:: The task ::
Copy the data below exactly.
━━ Input records ━━
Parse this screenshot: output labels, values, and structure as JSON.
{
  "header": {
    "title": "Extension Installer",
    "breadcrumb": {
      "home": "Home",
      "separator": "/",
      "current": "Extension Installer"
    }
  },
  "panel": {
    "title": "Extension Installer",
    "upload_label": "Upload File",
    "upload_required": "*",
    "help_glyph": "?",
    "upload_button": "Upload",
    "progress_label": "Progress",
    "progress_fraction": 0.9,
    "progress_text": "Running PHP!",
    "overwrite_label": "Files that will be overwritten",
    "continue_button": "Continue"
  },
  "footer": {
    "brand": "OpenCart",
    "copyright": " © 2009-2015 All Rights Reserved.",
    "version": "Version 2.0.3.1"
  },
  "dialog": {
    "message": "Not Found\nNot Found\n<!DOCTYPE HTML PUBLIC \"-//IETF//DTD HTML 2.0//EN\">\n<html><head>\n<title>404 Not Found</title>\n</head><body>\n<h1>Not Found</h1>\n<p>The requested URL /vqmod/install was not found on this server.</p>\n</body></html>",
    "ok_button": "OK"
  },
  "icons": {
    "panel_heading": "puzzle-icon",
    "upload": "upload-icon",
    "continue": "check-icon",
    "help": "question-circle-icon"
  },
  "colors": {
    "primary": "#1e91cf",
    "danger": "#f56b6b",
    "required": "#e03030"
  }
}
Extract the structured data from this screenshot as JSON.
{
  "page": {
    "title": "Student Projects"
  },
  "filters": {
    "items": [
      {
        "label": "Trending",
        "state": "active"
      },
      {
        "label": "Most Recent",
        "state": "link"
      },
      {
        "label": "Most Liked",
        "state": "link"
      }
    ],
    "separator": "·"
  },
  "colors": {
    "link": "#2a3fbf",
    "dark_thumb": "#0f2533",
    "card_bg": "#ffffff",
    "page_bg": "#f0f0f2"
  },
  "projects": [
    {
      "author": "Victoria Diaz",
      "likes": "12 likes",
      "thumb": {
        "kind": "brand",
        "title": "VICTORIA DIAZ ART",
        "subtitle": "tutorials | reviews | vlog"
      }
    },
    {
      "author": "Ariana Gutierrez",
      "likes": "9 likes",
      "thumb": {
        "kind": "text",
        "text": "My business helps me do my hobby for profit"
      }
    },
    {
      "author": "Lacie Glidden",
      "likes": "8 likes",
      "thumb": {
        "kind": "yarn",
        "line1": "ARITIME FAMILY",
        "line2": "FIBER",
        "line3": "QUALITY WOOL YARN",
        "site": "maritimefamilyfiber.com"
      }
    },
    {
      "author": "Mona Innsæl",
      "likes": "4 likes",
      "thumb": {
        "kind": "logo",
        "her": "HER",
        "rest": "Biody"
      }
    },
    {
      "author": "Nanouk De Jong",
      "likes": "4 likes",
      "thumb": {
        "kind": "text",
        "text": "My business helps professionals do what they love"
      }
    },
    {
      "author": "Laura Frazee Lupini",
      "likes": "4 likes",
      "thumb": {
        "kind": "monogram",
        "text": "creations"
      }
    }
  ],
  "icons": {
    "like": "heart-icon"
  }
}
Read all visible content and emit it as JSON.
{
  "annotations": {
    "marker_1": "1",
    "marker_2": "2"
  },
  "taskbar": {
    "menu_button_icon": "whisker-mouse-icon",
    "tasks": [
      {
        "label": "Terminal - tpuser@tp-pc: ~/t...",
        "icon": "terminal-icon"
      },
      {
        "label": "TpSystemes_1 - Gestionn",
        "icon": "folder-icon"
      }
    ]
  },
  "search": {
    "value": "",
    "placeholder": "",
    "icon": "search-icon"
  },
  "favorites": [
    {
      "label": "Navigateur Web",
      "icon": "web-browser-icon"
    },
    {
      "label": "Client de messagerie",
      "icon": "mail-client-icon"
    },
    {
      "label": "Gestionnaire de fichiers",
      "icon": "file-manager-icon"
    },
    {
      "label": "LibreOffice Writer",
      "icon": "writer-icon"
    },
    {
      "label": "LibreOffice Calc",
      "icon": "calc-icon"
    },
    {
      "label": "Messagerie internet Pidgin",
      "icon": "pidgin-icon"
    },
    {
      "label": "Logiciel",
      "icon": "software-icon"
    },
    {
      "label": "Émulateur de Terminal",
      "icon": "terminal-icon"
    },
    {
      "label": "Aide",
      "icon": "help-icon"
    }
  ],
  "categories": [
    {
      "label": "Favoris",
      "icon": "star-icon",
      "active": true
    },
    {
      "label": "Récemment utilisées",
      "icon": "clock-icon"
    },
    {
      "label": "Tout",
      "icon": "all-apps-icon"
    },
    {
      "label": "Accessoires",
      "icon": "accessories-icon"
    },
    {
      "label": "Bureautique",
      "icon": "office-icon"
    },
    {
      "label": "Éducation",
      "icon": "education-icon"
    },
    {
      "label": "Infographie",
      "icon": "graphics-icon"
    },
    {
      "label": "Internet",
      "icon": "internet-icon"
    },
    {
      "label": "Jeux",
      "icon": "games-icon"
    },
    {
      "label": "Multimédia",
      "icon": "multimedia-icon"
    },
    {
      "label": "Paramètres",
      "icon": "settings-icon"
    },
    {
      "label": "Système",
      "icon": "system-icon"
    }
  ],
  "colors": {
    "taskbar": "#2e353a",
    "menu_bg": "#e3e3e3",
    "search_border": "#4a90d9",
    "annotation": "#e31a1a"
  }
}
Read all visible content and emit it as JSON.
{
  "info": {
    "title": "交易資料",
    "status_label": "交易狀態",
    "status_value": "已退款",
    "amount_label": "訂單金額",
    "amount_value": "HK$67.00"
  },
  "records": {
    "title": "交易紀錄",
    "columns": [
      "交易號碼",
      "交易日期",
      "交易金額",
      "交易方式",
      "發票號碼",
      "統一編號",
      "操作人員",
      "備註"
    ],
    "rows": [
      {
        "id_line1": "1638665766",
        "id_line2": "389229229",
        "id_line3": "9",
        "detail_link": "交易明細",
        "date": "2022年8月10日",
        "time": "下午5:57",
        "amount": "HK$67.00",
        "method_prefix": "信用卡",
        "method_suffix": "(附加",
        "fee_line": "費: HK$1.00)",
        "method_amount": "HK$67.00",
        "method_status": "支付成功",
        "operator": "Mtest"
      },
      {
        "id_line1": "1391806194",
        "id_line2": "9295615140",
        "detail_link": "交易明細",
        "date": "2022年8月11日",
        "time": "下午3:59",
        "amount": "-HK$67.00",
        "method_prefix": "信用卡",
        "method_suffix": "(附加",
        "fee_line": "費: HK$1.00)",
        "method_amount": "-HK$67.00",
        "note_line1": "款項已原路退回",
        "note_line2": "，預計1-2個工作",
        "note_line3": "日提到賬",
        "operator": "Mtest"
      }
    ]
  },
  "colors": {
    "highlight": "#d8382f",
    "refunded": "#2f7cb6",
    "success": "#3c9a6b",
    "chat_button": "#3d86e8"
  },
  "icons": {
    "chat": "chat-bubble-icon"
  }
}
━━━
:: Output for this exercise ::
Parse this screenshot: output labels, values, and structure as JSON.
{
  "header": {
    "title": "Extension Installer",
    "breadcrumb": {
      "home": "Home",
      "separator": "/",
      "current": "Extension Installer"
    }
  },
  "panel": {
    "title": "Extension Installer",
    "upload_label": "Upload File",
    "upload_required": "*",
    "help_glyph": "?",
    "upload_button": "Upload",
    "progress_label": "Progress",
    "progress_fraction": 0.9,
    "progress_text": "Running PHP!",
    "overwrite_label": "Files that will be overwritten",
    "continue_button": "Continue"
  },
  "footer": {
    "brand": "OpenCart",
    "copyright": " © 2009-2015 All Rights Reserved.",
    "version": "Version 2.0.3.1"
  },
  "dialog": {
    "message": "Not Found\nNot Found\n<!DOCTYPE HTML PUBLIC \"-//IETF//DTD HTML 2.0//EN\">\n<html><head>\n<title>404 Not Found</title>\n</head><body>\n<h1>Not Found</h1>\n<p>The requested URL /vqmod/install was not found on this server.</p>\n</body></html>",
    "ok_button": "OK"
  },
  "icons": {
    "panel_heading": "puzzle-icon",
    "upload": "upload-icon",
    "continue": "check-icon",
    "help": "question-circle-icon"
  },
  "colors": {
    "primary": "#1e91cf",
    "danger": "#f56b6b",
    "required": "#e03030"
  }
}
Extract the structured data from this screenshot as JSON.
{
  "page": {
    "title": "Student Projects"
  },
  "filters": {
    "items": [
      {
        "label": "Trending",
        "state": "active"
      },
      {
        "label": "Most Recent",
        "state": "link"
      },
      {
        "label": "Most Liked",
        "state": "link"
      }
    ],
    "separator": "·"
  },
  "colors": {
    "link": "#2a3fbf",
    "dark_thumb": "#0f2533",
    "card_bg": "#ffffff",
    "page_bg": "#f0f0f2"
  },
  "projects": [
    {
      "author": "Victoria Diaz",
      "likes": "12 likes",
      "thumb": {
        "kind": "brand",
        "title": "VICTORIA DIAZ ART",
        "subtitle": "tutorials | reviews | vlog"
      }
    },
    {
      "author": "Ariana Gutierrez",
      "likes": "9 likes",
      "thumb": {
        "kind": "text",
        "text": "My business helps me do my hobby for profit"
      }
    },
    {
      "author": "Lacie Glidden",
      "likes": "8 likes",
      "thumb": {
        "kind": "yarn",
        "line1": "ARITIME FAMILY",
        "line2": "FIBER",
        "line3": "QUALITY WOOL YARN",
        "site": "maritimefamilyfiber.com"
      }
    },
    {
      "author": "Mona Innsæl",
      "likes": "4 likes",
      "thumb": {
        "kind": "logo",
        "her": "HER",
        "rest": "Biody"
      }
    },
    {
      "author": "Nanouk De Jong",
      "likes": "4 likes",
      "thumb": {
        "kind": "text",
        "text": "My business helps professionals do what they love"
      }
    },
    {
      "author": "Laura Frazee Lupini",
      "likes": "4 likes",
      "thumb": {
        "kind": "monogram",
        "text": "creations"
      }
    }
  ],
  "icons": {
    "like": "heart-icon"
  }
}
Read all visible content and emit it as JSON.
{
  "annotations": {
    "marker_1": "1",
    "marker_2": "2"
  },
  "taskbar": {
    "menu_button_icon": "whisker-mouse-icon",
    "tasks": [
      {
        "label": "Terminal - tpuser@tp-pc: ~/t...",
        "icon": "terminal-icon"
      },
      {
        "label": "TpSystemes_1 - Gestionn",
        "icon": "folder-icon"
      }
    ]
  },
  "search": {
    "value": "",
    "placeholder": "",
    "icon": "search-icon"
  },
  "favorites": [
    {
      "label": "Navigateur Web",
      "icon": "web-browser-icon"
    },
    {
      "label": "Client de messagerie",
      "icon": "mail-client-icon"
    },
    {
      "label": "Gestionnaire de fichiers",
      "icon": "file-manager-icon"
    },
    {
      "label": "LibreOffice Writer",
      "icon": "writer-icon"
    },
    {
      "label": "LibreOffice Calc",
      "icon": "calc-icon"
    },
    {
      "label": "Messagerie internet Pidgin",
      "icon": "pidgin-icon"
    },
    {
      "label": "Logiciel",
      "icon": "software-icon"
    },
    {
      "label": "Émulateur de Terminal",
      "icon": "terminal-icon"
    },
    {
      "label": "Aide",
      "icon": "help-icon"
    }
  ],
  "categories": [
    {
      "label": "Favoris",
      "icon": "star-icon",
      "active": true
    },
    {
      "label": "Récemment utilisées",
      "icon": "clock-icon"
    },
    {
      "label": "Tout",
      "icon": "all-apps-icon"
    },
    {
      "label": "Accessoires",
      "icon": "accessories-icon"
    },
    {
      "label": "Bureautique",
      "icon": "office-icon"
    },
    {
      "label": "Éducation",
      "icon": "education-icon"
    },
    {
      "label": "Infographie",
      "icon": "graphics-icon"
    },
    {
      "label": "Internet",
      "icon": "internet-icon"
    },
    {
      "label": "Jeux",
      "icon": "games-icon"
    },
    {
      "label": "Multimédia",
      "icon": "multimedia-icon"
    },
    {
      "label": "Paramètres",
      "icon": "settings-icon"
    },
    {
      "label": "Système",
      "icon": "system-icon"
    }
  ],
  "colors": {
    "taskbar": "#2e353a",
    "menu_bg": "#e3e3e3",
    "search_border": "#4a90d9",
    "annotation": "#e31a1a"
  }
}
Read all visible content and emit it as JSON.
{
  "info": {
    "title": "交易資料",
    "status_label": "交易狀態",
    "status_value": "已退款",
    "amount_label": "訂單金額",
    "amount_value": "HK$67.00"
  },
  "records": {
    "title": "交易紀錄",
    "columns": [
      "交易號碼",
      "交易日期",
      "交易金額",
      "交易方式",
      "發票號碼",
      "統一編號",
      "操作人員",
      "備註"
    ],
    "rows": [
      {
        "id_line1": "1638665766",
        "id_line2": "389229229",
        "id_line3": "9",
        "detail_link": "交易明細",
        "date": "2022年8月10日",
        "time": "下午5:57",
        "amount": "HK$67.00",
        "method_prefix": "信用卡",
        "method_suffix": "(附加",
        "fee_line": "費: HK$1.00)",
        "method_amount": "HK$67.00",
        "method_status": "支付成功",
        "operator": "Mtest"
      },
      {
        "id_line1": "1391806194",
        "id_line2": "9295615140",
        "detail_link": "交易明細",
        "date": "2022年8月11日",
        "time": "下午3:59",
        "amount": "-HK$67.00",
        "method_prefix": "信用卡",
        "method_suffix": "(附加",
        "fee_line": "費: HK$1.00)",
        "method_amount": "-HK$67.00",
        "note_line1": "款項已原路退回",
        "note_line2": "，預計1-2個工作",
        "note_line3": "日提到賬",
        "operator": "Mtest"
      }
    ]
  },
  "colors": {
    "highlight": "#d8382f",
    "refunded": "#2f7cb6",
    "success": "#3c9a6b",
    "chat_button": "#3d86e8"
  },
  "icons": {
    "chat": "chat-bubble-icon"
  }
}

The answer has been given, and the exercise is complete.